These Boots are made for Working!
All trades people and those involved in jobs where there is a higher risk to personal safety, for example, the 'Construction' sector, should, 100%, wear the necessary/required PPE equipment whilst at work, of which, Safety Boots are an integral part.
Is it a legal requirement to provide safety boots?
The Personal Protective Equipment at Work Regulations 1999 say that, if a risk has been identified and cannot be controlled any other way, then protective equipment must be provided. This includes footwear, especially if you see a notice on your work site similar to the one below!
ALL Types of PPE Equipment
There are several types of Safety Boots available on the market today, we hope this blog will help to explain what is available.
Firstly, Safety Footwear is regulated to conform to the Standard EN ISO 20345:2011.
It specifies basic and additional (optional) requirements for safety footwear that are used for general purpose. Footwear in accordance with EN ISO 20345 is intended to protect the wearer from bumps, crushing, falling or rolling objects, from walking into sharp or pointed objects, heat or cold, and hot substances. All safety boots must be manufactured and certified under this standard.
Each pair of boots should also carry a rating indicating the level of protection available. This is denoted by a two digit suffix, as per the descriptions below:
SB (Safety Basic) = This is the basic safety standard for footwear. These will have toe protection against a 200-joule impact.
S1 = As well as the basic toe protection, S1 will ensure that footwear has anti-static protection, is resistant to fuel oil and has energy absorption in the heel.
S2 = These have all the same protection as S1, plus the added protection of preventing water penetration and absorption of the uppers.
S3 = This as all the same protection as S2 level, plus mid-sole penetration resistance.
S4 = The same level of protection offered by S1 but with a moulded polymer/rubber upper (e.g. Wellington Boots) making them fully waterproof.
S5 = The same features as S4 footwear with the additional benefit of mid-sole penetration resistance.
In addition to this rating code, a manufacturer may add a further letter(s) indicating additional levels of protection.
For example, if you see SB P, this is indicating that the boot has an optional feature. So, you get the basic protection of SB plus you get the addition of P. The P stands for Penetration Resistance. There are a number of these abbreviations that can be tagged onto a rating, the more commonly used ones that you will come across are listed below.:
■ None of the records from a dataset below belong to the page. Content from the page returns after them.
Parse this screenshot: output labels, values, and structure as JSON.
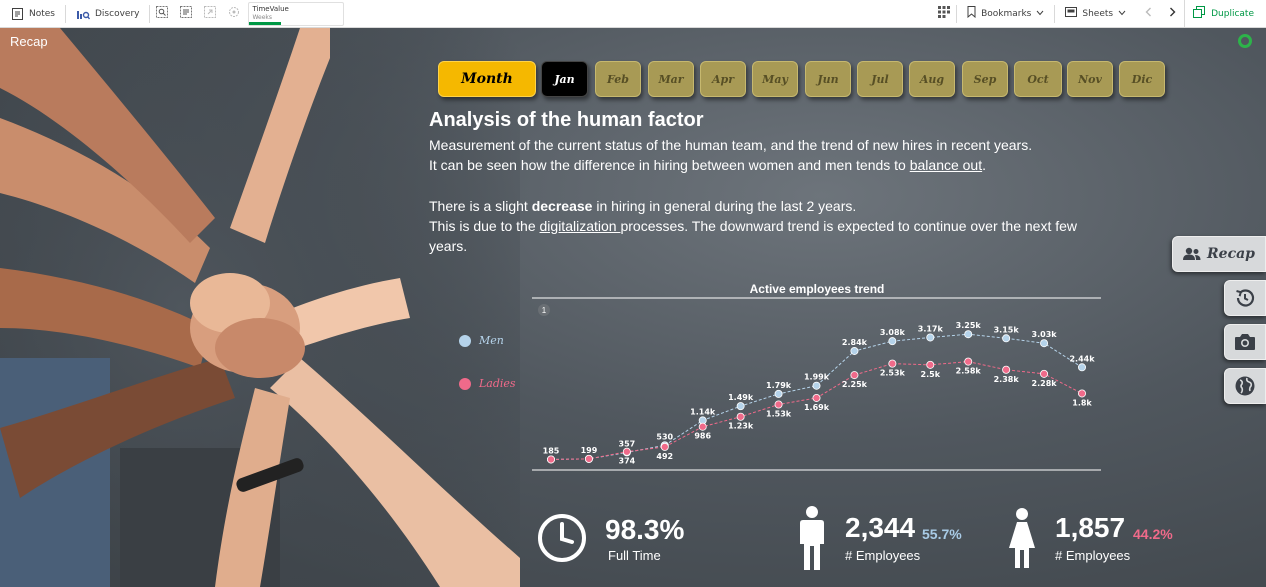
{
  "toolbar": {
    "notes": "Notes",
    "discovery": "Discovery",
    "selection": {
      "field": "TimeValue",
      "value": "Weeks"
    },
    "bookmarks": "Bookmarks",
    "sheets": "Sheets",
    "duplicate": "Duplicate",
    "accent": "#009845"
  },
  "sheet": {
    "title": "Recap"
  },
  "months": {
    "main": "Month",
    "items": [
      "Jan",
      "Feb",
      "Mar",
      "Apr",
      "May",
      "Jun",
      "Jul",
      "Aug",
      "Sep",
      "Oct",
      "Nov",
      "Dic"
    ],
    "selected": "Jan"
  },
  "narrative": {
    "heading": "Analysis of the human factor",
    "p1_line1": "Measurement of the current status of the human team, and the trend of new hires in recent years.",
    "p1_line2_pre": "It can be seen how the difference in hiring between women and men tends to ",
    "p1_line2_link": "balance out",
    "p1_line2_post": ".",
    "p2_line1_pre": "There is a slight ",
    "p2_line1_bold": "decrease",
    "p2_line1_post": " in hiring in general during the last 2 years.",
    "p2_line2_pre": "This is due to the ",
    "p2_line2_link": "digitalization ",
    "p2_line2_post": "processes. The downward trend is expected to continue over the next few",
    "p2_line3": "years."
  },
  "chart_data": {
    "type": "line",
    "title": "Active employees trend",
    "badge": "1",
    "legend_placement": "left",
    "series": [
      {
        "name": "Men",
        "color": "#b5d3ea",
        "values": [
          185,
          199,
          357,
          530,
          1140,
          1490,
          1790,
          1990,
          2840,
          3080,
          3170,
          3250,
          3150,
          3030,
          2440
        ],
        "labels": [
          "185",
          "199",
          "357",
          "530",
          "1.14k",
          "1.49k",
          "1.79k",
          "1.99k",
          "2.84k",
          "3.08k",
          "3.17k",
          "3.25k",
          "3.15k",
          "3.03k",
          "2.44k"
        ]
      },
      {
        "name": "Ladies",
        "color": "#f06a8a",
        "values": [
          185,
          199,
          374,
          492,
          986,
          1230,
          1530,
          1690,
          2250,
          2530,
          2500,
          2580,
          2380,
          2280,
          1800
        ],
        "labels": [
          "",
          "",
          "374",
          "492",
          "986",
          "1.23k",
          "1.53k",
          "1.69k",
          "2.25k",
          "2.53k",
          "2.5k",
          "2.58k",
          "2.38k",
          "2.28k",
          "1.8k"
        ]
      }
    ]
  },
  "kpis": {
    "fulltime": {
      "value": "98.3%",
      "label": "Full Time"
    },
    "men": {
      "value": "2,344",
      "pct": "55.7%",
      "label": "# Employees",
      "pct_color": "#a9cbe6"
    },
    "women": {
      "value": "1,857",
      "pct": "44.2%",
      "label": "# Employees",
      "pct_color": "#f06a8a"
    }
  },
  "nav": {
    "recap": "Recap"
  }
}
Common additional abbreviations:
|Electricity insulating footwear
|Cut Resistant Upper
|Water Penetration and Water Absorption Upper
|Out-sole Resistance to Hot Contact
|Oil & Petrol Resistance
Anti-Slip footwear is also becoming more and more requested on building sites, in hospitals, food manufacturing plants and a wide host of other settings. And for good reason, slips, trips and falls make up an astonishing 43% of all serious work-related injuries reported to the HSE. Footwear that has an anti-slip rating will be added to the safety boot rating and will have been tested according to a set of European test standards written into EN ISO 20344:2004 (A1: 2007).
For example, you may see the following S3 SRC. These are the three codes used for slip resistance testing.
SRA – tested on ceramic tile wetted with dilute soap solution.
SRB – tested on smooth steel with glycerol.
SRC – tested under both the above conditions.
It should be noted that these test surfaces are not wholly representative of all underfoot surfaces, so additional information may be needed to help to identify the best slip-resistant shoes for your particular environment.
So, you can see there are a lot of options available! But, hopefully, we have clarified that, by checking the coding applicable to each pair of boots, you will be able to narrow down to what you really do need.
Giffard Newton & Sons Limited, boot makers since 1854. With more than 167 years dedicated to the craft of making boots, they are still inspired to innovate their techniques to always ensure the absolute best quality products. From choosing only quality components, to using age old techniques in production, their primary focus has never waivered.
As a proud British company, their sense of duty dates back to the first world war, at which time they began making boots for soldiers and emergency service personnel. More than a century later, key works and military personnel continue to still choose Giffard Newton & Sons boots.
- Cardno Sales Team